START Provided data
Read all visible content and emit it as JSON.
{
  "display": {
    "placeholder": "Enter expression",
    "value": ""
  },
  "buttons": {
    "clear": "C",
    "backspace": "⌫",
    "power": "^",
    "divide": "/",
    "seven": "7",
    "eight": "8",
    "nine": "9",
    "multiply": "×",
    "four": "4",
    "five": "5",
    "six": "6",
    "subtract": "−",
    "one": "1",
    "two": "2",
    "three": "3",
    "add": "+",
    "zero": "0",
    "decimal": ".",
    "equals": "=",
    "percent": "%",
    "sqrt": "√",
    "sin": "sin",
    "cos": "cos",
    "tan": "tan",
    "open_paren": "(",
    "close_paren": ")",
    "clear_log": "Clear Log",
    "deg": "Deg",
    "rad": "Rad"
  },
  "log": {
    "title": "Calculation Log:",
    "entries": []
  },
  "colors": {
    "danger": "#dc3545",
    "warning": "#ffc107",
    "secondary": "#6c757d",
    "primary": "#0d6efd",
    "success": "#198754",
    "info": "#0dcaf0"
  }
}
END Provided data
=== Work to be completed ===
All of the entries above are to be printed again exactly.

=== Written reply ===
Read all visible content and emit it as JSON.
{
  "display": {
    "placeholder": "Enter expression",
    "value": ""
  },
  "buttons": {
    "clear": "C",
    "backspace": "⌫",
    "power": "^",
    "divide": "/",
    "seven": "7",
    "eight": "8",
    "nine": "9",
    "multiply": "×",
    "four": "4",
    "five": "5",
    "six": "6",
    "subtract": "−",
    "one": "1",
    "two": "2",
    "three": "3",
    "add": "+",
    "zero": "0",
    "decimal": ".",
    "equals": "=",
    "percent": "%",
    "sqrt": "√",
    "sin": "sin",
    "cos": "cos",
    "tan": "tan",
    "open_paren": "(",
    "close_paren": ")",
    "clear_log": "Clear Log",
    "deg": "Deg",
    "rad": "Rad"
  },
  "log": {
    "title": "Calculation Log:",
    "entries": []
  },
  "colors": {
    "danger": "#dc3545",
    "warning": "#ffc107",
    "secondary": "#6c757d",
    "primary": "#0d6efd",
    "success": "#198754",
    "info": "#0dcaf0"
  }
}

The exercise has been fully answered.